[CentOS] OT: Why VM?

Sat May 28 00:10:04 UTC 2011
Ross Walker <rswwalker at gmail.com>

On May 27, 2011, at 5:29 PM, Devin Reade <gdr at gno.org> wrote:

> But taking the other side of the argument, here are two scenarios where
> I *wouldn't* use virtualization (one could certainly enumerate more):
> 1. A production DB server or server cluster.

I actually have really good experience with MSSQL and ESXi. I have 6 big SQL 2005 servers running virtualized and the RDMs actually performed better under ESXi then they did on the bear metal. It really depends on the backend storage, virtualized CPU and memory perform very well.

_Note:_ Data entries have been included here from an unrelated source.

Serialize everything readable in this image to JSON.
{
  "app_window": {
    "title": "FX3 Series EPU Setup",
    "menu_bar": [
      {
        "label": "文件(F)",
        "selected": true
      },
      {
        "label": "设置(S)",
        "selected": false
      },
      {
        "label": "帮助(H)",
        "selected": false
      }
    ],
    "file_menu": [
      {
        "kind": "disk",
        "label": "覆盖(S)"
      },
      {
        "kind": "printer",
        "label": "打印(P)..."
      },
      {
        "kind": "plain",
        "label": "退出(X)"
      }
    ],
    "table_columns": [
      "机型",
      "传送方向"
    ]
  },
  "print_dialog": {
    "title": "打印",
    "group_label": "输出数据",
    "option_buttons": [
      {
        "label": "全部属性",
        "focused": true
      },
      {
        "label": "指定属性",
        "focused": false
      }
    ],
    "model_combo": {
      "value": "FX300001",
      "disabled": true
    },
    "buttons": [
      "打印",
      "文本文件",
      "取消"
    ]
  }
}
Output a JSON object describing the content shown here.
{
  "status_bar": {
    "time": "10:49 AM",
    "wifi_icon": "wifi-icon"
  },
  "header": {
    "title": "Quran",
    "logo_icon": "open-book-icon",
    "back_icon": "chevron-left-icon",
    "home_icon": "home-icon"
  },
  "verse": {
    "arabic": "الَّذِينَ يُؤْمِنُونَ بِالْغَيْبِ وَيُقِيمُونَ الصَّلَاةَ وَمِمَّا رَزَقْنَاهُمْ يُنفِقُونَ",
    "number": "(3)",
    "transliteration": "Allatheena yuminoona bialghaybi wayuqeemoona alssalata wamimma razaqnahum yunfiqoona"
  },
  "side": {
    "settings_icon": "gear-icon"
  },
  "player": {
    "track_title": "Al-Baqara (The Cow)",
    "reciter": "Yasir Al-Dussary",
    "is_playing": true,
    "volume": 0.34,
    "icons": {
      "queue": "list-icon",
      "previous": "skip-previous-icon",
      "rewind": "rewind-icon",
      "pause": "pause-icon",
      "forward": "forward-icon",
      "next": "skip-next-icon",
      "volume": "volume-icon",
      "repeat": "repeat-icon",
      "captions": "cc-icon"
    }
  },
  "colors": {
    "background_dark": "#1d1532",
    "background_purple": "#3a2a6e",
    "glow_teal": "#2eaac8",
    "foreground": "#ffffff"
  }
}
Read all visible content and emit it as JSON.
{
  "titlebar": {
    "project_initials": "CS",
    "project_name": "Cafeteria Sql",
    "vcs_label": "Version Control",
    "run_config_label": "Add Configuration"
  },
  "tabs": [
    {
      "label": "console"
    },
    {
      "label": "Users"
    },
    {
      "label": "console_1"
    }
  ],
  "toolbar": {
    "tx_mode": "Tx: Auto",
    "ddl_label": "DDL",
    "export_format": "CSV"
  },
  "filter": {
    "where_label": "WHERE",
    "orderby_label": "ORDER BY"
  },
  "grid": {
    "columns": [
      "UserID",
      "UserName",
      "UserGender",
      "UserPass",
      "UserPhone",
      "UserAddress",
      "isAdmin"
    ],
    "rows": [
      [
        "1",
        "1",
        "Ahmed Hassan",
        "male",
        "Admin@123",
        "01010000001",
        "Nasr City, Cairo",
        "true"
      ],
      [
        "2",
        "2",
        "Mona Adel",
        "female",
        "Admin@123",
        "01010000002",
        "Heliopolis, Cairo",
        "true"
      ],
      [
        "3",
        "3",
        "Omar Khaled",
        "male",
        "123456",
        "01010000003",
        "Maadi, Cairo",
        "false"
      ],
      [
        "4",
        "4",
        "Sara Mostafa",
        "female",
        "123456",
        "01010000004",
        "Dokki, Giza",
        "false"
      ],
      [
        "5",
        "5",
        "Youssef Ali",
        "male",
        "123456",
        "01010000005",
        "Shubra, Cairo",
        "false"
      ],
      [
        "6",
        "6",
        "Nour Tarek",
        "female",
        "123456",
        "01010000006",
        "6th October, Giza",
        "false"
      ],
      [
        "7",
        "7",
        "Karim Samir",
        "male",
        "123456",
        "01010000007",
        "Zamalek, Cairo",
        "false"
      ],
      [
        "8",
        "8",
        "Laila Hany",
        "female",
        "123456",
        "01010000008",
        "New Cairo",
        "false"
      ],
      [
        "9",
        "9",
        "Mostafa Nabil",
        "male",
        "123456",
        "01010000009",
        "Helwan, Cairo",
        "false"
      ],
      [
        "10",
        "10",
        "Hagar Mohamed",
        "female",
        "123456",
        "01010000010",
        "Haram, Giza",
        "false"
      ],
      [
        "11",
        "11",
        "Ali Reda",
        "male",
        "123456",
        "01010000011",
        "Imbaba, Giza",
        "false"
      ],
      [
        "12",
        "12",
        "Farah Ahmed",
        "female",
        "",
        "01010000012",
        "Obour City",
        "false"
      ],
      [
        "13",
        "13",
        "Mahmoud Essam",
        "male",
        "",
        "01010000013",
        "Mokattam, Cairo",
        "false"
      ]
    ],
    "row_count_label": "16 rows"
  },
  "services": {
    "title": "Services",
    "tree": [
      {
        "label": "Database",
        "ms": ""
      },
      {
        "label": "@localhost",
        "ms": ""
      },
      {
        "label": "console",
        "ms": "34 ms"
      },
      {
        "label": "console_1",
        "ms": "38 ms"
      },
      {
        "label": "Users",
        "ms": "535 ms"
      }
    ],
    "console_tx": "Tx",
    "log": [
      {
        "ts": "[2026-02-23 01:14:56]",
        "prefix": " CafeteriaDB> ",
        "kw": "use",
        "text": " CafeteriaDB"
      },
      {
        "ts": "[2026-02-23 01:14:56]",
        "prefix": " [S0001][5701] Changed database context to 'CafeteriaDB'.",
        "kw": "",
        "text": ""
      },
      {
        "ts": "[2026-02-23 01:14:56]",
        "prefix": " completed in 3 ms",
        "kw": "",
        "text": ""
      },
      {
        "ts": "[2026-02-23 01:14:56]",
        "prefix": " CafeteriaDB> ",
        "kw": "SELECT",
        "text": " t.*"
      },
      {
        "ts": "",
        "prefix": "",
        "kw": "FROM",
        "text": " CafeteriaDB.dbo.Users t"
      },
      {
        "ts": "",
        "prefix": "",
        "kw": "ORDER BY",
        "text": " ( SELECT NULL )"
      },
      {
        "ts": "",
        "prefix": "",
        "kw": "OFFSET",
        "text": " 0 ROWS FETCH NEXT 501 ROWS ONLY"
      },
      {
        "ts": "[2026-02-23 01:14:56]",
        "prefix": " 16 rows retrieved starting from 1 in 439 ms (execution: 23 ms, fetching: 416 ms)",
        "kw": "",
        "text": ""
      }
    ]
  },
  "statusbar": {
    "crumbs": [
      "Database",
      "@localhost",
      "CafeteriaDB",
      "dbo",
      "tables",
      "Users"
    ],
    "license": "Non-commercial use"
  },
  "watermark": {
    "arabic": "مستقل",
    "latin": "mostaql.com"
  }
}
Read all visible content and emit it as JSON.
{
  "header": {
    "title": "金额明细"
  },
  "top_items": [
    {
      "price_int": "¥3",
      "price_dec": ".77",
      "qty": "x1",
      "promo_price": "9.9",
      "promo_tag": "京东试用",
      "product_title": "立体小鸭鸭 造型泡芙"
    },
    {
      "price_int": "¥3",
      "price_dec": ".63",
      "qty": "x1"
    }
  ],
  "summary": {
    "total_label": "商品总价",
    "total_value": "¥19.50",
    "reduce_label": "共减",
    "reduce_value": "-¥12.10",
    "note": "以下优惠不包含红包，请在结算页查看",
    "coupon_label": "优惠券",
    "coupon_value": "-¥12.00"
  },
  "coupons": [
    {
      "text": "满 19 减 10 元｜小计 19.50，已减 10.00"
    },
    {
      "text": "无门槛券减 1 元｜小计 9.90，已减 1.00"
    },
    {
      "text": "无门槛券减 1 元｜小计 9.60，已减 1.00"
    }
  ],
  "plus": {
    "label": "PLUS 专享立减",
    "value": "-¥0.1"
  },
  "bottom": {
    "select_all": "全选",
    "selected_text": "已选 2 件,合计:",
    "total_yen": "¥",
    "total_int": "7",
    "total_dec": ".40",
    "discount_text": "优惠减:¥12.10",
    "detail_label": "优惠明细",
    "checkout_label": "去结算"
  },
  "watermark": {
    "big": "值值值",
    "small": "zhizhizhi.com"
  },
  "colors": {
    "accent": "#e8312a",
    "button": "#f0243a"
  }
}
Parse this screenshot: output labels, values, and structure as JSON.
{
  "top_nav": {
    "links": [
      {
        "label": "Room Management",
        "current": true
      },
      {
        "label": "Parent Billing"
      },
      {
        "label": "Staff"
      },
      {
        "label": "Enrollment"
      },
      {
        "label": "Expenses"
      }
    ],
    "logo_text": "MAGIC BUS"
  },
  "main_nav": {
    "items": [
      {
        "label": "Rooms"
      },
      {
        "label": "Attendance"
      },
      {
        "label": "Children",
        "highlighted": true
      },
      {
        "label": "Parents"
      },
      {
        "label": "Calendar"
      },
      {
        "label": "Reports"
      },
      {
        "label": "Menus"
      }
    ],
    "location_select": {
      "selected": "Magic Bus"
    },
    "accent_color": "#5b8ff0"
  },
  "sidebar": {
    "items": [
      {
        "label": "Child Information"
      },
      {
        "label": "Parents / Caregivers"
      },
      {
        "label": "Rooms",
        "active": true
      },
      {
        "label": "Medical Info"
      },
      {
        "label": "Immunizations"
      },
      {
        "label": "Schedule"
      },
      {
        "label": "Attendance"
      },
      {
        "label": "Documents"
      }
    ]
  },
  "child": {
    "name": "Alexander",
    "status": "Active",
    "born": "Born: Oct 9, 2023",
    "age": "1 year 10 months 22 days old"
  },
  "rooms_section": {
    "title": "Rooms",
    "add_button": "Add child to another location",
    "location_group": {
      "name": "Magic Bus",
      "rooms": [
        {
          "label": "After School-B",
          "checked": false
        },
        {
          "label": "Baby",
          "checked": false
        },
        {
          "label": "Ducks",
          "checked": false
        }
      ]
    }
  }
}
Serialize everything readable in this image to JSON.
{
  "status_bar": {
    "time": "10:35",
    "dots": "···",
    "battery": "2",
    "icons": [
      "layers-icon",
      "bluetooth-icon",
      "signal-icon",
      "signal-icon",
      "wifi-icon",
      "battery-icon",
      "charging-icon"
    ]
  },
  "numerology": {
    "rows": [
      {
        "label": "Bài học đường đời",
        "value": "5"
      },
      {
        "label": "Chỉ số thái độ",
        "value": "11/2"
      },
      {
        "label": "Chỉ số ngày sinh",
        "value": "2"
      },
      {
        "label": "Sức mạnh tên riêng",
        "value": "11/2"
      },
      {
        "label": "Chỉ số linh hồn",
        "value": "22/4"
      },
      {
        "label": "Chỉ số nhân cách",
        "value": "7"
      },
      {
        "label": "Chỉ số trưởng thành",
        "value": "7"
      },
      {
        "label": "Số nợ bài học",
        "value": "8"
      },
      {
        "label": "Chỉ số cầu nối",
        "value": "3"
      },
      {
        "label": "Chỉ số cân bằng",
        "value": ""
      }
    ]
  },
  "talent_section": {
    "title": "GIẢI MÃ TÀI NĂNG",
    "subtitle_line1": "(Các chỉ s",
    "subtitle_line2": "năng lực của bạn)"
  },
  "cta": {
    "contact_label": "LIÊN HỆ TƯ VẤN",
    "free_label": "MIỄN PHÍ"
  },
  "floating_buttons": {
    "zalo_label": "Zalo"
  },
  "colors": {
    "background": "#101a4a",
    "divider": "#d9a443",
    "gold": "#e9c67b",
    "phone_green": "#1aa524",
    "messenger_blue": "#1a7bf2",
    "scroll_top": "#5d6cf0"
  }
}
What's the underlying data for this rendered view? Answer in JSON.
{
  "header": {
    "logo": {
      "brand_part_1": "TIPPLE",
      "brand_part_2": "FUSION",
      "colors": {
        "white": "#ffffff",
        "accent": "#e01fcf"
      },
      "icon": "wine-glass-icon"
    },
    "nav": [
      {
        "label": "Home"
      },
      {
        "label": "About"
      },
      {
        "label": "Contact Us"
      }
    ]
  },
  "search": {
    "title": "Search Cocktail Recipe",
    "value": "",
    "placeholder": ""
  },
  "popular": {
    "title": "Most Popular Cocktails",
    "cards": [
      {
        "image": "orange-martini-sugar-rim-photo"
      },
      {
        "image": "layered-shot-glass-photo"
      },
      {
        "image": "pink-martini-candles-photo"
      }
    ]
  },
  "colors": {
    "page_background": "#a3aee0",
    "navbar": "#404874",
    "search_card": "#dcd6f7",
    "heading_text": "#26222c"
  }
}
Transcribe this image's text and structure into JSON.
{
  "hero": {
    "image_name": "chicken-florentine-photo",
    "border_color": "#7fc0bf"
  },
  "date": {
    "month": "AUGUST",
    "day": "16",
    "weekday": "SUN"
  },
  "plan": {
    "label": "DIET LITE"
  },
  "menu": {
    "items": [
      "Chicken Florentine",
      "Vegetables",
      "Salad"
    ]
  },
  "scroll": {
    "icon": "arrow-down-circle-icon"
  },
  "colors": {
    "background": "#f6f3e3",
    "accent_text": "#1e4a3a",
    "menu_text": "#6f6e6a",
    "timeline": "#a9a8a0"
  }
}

> 2. I've had services where I needed to maximize uptime.  One option
>   I tried were VMs and being able to move the VM back and forth
>   between hosts.  That might cover hardware failure, but I'd still
>   take outages when I needed to upgrade software in the VM.  Moving
>   to a traditional HA solution on physical hardware means the outages
>   are now measured in seconds instead of minutes, and most of the time
>   are undetectable by the users.
>   I also tried services where the HA nodes are themselves VMs, but
>   was less than impressed with operational stability.

Again I have had good experiences with VMware HA and FT. HA will restart a VM if it fails or if the virtualization host goes down. FT will keep a mirrored copy running and if the primary fails the secondary will take over. I always felt those terms were reversed.

> When CentOS 6 comes out, though, I'll be interested to see how (2)
> behaves when it comes time to do a rolling upgrade from CentOS 5
> (bring a node down, install and reconfigure C6 from scratch, rejoin
> the cluster, have C6 take over the services, then upgrade the other
> node).

I love CentOS but clustering it is a PITA. Virtualization clusters should just work.

> Thank god for test environments.  And backups.